January 3, 2018 12:00 PM, EST

Midwestern States Unite to Mitigate Truck Parking Problems

Minnesota Rest SignMinnesota Department of Transportation

A group of eight Midwestern states is working to inform truckers of parking availability along major routes.

Indiana, Iowa, Kansas, Kentucky, Michigan, Minnesota, Ohio and Wisconsin, represented by the Mid America Association of State Transportation Officials, are developing a shared truck parking information management system that offers real-time data on how many spaces are available at certain lots.

Davonna Moore, head of the Kansas Department of Transportation’s multimodal planning group, explained that each state will be furnishing public rest areas with intelligent transportation systems that are capable of determining how many truck parking spaces are occupied. Most of the states also are erecting signs along major interstates that reflect the names of nearby rest areas, the exits where those lots are located and the number of spaces available. The states will begin constructing the signs this spring and summer. After a test period in the fall, the system is scheduled to be completely functioning by January 2019.

“We view this as one big, large project,” Moore said. “We did not want the truck drivers to deal with eight different systems.”

The shortage of available truck parking ranked No. 4 on the American Transportation Research Institute’s list of most pressing concerns for trucking, which was released Oct. 23.


“We forecast that truck volumes will increase by 67% by the year 2040, so we have to find innovative solutions to meeting that additional demand,” said Ohio DOT spokesman Matt Bruning.

The project is funded through a $25 million Transportation Investment Generating Economic Recovery grant, awarded in 2015 and dispersed across the eight states based on the number of sites they requested to be fitted with technology.

According to Indiana DOT spokesman Scott Manning, the TIGER grant funded design and construction costs. Moore said U.S. DOT subsequently added $6.2 million to the project.
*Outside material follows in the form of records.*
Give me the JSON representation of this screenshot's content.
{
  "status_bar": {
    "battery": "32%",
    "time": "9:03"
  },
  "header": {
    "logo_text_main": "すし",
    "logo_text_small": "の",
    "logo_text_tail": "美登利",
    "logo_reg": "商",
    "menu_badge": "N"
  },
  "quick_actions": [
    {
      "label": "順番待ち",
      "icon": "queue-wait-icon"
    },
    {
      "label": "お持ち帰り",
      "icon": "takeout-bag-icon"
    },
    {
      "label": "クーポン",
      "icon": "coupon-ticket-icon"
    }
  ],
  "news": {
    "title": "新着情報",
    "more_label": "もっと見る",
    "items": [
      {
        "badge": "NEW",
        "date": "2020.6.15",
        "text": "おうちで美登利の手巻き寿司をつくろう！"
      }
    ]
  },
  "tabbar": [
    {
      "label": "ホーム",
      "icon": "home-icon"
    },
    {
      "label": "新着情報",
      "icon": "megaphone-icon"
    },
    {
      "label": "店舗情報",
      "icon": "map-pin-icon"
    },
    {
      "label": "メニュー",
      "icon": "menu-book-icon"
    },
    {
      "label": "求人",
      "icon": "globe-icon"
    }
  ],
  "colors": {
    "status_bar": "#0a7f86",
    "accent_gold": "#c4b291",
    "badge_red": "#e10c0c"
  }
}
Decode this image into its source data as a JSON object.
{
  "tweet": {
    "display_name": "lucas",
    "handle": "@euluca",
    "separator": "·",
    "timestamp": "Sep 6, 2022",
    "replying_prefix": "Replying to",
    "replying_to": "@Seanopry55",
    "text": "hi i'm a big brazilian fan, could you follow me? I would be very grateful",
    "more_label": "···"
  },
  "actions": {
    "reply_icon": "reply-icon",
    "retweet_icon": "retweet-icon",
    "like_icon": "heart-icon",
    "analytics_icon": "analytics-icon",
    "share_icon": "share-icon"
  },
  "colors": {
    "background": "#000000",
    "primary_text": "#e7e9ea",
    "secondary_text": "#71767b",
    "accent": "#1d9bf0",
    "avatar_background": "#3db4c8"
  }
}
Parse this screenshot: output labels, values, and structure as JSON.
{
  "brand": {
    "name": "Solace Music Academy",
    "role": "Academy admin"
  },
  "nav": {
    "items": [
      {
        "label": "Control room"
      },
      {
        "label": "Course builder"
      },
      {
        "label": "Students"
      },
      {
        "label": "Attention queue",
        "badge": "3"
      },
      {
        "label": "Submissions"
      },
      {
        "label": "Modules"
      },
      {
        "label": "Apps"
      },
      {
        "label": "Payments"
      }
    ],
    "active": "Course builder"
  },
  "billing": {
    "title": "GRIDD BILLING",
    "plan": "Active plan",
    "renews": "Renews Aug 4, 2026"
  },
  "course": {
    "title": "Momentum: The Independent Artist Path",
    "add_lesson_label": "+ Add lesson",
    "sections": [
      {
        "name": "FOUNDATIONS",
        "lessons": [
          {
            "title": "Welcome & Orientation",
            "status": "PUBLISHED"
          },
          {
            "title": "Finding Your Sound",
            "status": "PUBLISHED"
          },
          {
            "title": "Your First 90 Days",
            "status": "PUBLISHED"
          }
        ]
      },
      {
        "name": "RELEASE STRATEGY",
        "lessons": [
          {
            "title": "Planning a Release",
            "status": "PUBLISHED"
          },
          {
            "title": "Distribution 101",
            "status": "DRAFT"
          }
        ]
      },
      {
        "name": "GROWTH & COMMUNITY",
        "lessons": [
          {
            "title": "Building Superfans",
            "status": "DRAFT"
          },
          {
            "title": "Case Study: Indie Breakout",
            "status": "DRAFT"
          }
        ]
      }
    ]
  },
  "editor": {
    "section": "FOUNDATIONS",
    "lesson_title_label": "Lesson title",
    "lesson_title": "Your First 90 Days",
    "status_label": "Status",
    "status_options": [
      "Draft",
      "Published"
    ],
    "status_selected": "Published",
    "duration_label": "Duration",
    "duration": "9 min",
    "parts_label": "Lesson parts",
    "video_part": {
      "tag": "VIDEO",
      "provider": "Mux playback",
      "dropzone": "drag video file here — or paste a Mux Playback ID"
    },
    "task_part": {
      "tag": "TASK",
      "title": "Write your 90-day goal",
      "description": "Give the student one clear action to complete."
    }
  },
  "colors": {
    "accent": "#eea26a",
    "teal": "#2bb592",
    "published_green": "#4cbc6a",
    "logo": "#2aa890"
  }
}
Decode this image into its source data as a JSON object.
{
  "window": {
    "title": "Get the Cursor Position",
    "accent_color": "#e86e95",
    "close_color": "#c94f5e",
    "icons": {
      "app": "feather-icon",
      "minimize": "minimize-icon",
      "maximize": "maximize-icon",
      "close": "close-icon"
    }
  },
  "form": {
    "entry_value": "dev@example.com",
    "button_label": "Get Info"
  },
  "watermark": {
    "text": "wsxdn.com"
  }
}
In addition to the signs, there will be physical technology placed at sites that will record parking availability. Moore said states have two primary options: count-in/count-out systems and space-by-space indicators. The count-in/count-out systems keep a tally of trucks as they move in and out of a rest area. Space-by-space systems use presence detection technology such as cameras or indicators embedded in the pavement to read each spot.

Moore said that the latter method is generally used for smaller sites and, although it is the more costly option, requires less maintenance in the long run.


According to Phil Mescher, Iowa DOT’s project manager for the Truck Parking Information Management System, the state will use both options at rest areas along the 300-mile portion of Interstate 80 that runs through the state.

Minnesota, on the other hand, will solely use space-by-space sensors at seven rest areas along I-35 and I-94.

“We thought it would be economical,” said Dan Rowe, intelligent transportation system project manager for Minnesota DOT.

Moore said that the scanning technology and signs will be backed up by “behind-the-scenes” software systems. The data gathered from the devices can be provided to travelers over state 511 travel sites. It also can be used by third-party vendors, such as Waze or Google Maps.

Disseminating data is a chief goal for Iowa DOT, which Mescher said is not constructing signs to broadcast parking availability. Mescher said that Paul Trombino, Iowa DOT’s former director, did not want to build signs and would rather share the data with third-party developers. Trombino withdrew his name from consideration for Federal Highway Administration chief in early December.

“He wanted to focus more on its information, where we would push the data out and let third party developers develop apps that would consume the data,” Mescher said of Trombino.